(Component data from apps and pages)
○ ○ ○

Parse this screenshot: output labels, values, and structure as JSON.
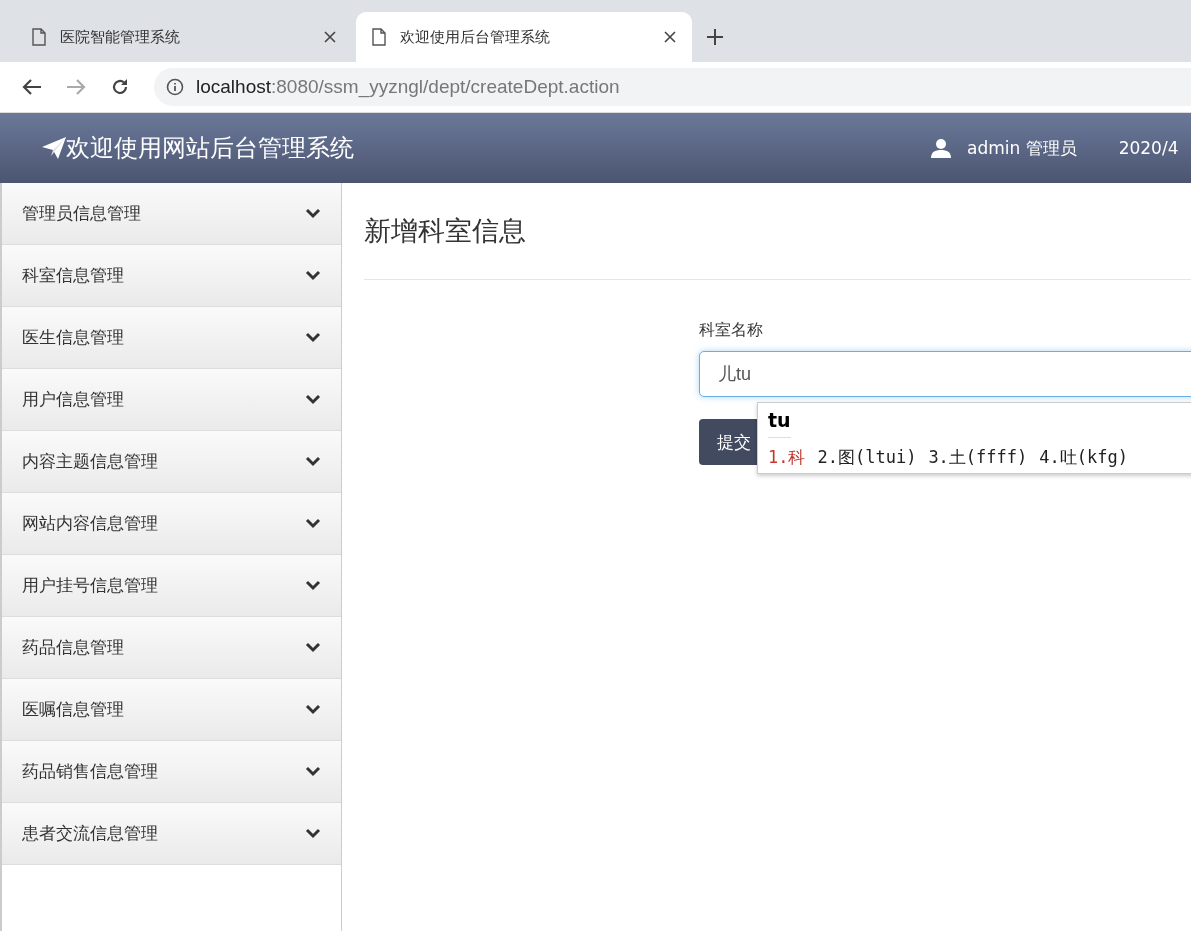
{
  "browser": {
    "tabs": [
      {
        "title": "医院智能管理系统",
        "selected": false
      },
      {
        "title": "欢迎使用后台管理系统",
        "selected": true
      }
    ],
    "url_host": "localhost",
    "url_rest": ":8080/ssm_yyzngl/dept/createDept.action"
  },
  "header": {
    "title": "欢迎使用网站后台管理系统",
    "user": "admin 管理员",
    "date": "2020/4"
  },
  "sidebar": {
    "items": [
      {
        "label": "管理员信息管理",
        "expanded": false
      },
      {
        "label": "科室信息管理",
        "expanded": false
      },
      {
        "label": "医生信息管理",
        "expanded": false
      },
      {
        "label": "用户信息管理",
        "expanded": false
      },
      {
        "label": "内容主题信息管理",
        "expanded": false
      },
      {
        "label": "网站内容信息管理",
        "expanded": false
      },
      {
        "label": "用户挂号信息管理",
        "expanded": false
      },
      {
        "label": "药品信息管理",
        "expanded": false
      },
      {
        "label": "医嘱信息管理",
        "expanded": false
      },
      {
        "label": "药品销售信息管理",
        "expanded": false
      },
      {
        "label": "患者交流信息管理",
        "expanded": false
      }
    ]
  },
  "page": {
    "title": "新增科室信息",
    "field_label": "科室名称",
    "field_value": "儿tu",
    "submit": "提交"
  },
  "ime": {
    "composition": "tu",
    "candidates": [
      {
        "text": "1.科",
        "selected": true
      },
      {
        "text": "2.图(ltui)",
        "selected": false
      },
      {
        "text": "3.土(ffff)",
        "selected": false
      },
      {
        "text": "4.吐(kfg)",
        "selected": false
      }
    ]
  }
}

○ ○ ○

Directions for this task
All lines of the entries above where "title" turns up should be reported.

Answer box
        "title": "医院智能管理系统",
        "title": "欢迎使用后台管理系统",
    "title": "欢迎使用网站后台管理系统",
    "title": "新增科室信息",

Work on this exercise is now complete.